> _WORK ORDER_
Where the string "Country" shows up in a line of the records, copy that line.

_ _ _ _ _ _ _

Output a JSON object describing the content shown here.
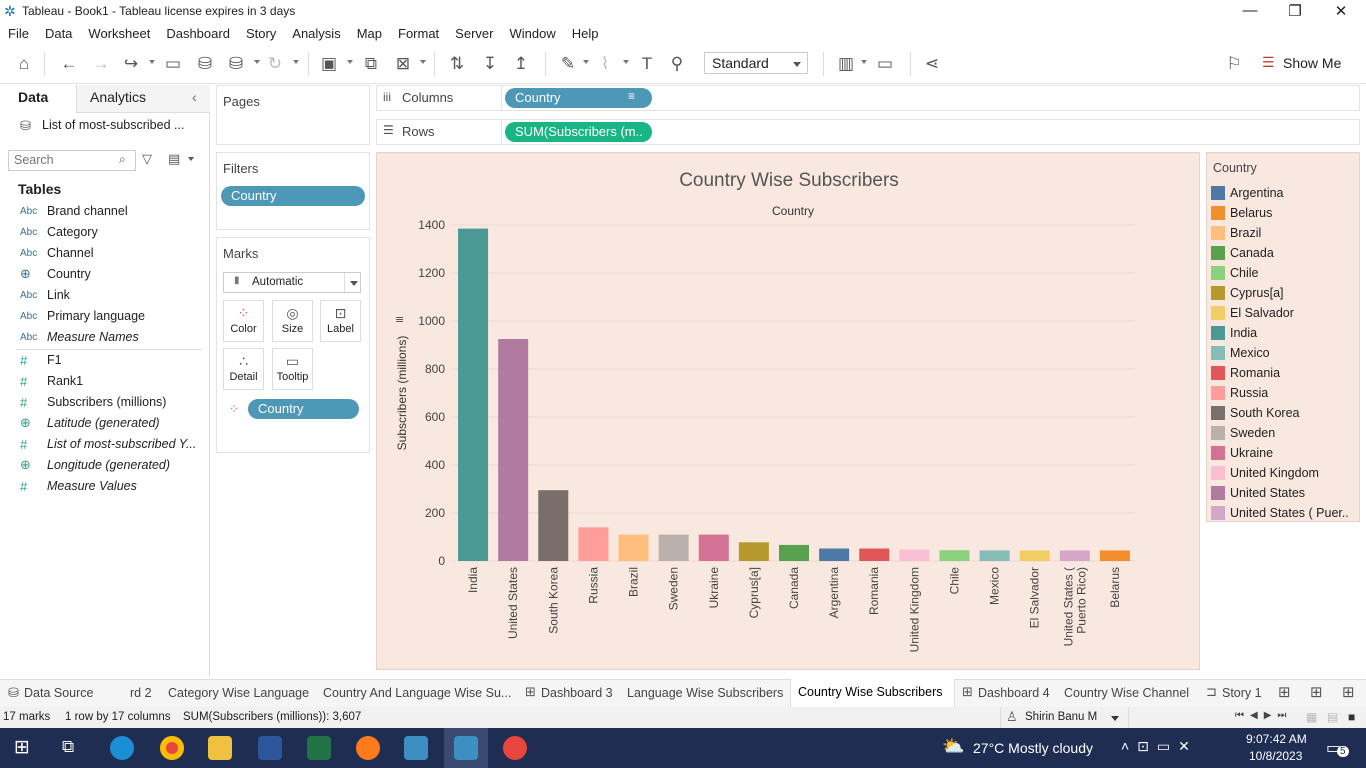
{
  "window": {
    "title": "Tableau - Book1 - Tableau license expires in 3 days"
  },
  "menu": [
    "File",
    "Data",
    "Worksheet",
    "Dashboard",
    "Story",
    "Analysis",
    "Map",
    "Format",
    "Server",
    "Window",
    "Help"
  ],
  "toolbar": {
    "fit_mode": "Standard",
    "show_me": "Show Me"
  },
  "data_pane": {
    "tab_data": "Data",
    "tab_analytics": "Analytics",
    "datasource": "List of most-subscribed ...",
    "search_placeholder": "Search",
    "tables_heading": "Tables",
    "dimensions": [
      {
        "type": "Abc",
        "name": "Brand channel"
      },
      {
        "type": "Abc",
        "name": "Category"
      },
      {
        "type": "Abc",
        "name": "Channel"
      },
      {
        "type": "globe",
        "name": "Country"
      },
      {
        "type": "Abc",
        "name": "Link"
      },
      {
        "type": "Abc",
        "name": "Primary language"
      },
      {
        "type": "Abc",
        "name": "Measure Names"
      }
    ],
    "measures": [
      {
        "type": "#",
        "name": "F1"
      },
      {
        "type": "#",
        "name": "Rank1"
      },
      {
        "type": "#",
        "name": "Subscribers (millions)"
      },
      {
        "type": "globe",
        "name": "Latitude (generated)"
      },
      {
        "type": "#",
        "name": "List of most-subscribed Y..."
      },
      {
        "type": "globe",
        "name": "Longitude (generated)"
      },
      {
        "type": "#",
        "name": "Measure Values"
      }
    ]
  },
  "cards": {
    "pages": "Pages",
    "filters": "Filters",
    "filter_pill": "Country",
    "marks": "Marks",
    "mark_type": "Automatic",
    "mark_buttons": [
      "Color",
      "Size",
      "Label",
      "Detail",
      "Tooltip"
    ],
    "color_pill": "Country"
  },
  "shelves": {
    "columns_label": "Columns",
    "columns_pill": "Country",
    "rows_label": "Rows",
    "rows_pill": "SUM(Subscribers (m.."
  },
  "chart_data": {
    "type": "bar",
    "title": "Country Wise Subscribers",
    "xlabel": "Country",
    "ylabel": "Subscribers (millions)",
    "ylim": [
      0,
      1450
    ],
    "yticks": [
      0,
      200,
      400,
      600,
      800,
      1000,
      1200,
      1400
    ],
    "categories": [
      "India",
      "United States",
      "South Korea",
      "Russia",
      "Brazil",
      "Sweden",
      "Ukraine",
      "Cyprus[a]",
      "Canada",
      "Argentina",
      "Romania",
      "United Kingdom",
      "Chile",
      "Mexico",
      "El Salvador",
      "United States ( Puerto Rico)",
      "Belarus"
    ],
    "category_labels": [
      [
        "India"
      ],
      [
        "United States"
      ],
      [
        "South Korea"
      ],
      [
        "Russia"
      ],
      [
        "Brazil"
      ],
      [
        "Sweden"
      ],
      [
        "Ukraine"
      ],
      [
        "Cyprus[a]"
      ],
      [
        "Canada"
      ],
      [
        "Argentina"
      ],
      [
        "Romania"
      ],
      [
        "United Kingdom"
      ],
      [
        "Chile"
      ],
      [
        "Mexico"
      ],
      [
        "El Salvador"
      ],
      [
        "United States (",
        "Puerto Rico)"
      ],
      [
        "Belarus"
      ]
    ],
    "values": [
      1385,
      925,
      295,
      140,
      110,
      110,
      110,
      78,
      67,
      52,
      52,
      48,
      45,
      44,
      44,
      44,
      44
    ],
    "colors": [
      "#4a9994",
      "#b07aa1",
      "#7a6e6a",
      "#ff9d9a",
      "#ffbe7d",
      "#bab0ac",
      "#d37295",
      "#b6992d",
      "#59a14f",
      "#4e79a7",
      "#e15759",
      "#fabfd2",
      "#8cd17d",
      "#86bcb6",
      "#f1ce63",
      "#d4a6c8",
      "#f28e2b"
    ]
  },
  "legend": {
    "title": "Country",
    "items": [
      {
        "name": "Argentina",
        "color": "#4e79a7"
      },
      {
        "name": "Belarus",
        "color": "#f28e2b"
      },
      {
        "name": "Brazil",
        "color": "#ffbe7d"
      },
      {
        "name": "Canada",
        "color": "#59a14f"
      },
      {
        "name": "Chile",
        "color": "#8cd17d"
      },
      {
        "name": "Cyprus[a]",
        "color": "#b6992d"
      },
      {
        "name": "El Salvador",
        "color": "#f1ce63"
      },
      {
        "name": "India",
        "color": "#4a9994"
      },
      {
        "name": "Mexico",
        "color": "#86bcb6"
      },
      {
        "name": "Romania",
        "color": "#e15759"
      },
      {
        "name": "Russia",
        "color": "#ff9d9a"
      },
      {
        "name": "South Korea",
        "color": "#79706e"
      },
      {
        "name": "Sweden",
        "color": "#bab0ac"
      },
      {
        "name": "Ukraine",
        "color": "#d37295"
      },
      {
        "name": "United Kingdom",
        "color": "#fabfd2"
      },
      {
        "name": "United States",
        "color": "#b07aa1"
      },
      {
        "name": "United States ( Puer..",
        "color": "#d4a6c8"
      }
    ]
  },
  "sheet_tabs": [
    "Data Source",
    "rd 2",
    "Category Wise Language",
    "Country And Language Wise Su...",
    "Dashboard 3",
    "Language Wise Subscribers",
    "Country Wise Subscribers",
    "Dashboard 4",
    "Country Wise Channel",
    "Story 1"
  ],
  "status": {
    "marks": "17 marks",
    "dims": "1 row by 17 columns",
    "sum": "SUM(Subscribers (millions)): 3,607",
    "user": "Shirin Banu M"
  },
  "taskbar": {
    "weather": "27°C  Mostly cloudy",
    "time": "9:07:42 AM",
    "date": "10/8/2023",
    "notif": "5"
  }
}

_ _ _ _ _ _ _

> _SOLUTION FOR THIS PROBLEM_
        "name": "Country"
    "filter_pill": "Country",
    "color_pill": "Country"
    "columns_pill": "Country",
    "title": "Country Wise Subscribers",
    "xlabel": "Country",
    "title": "Country",
    "Country And Language Wise Su...",
    "Country Wise Subscribers",
    "Country Wise Channel",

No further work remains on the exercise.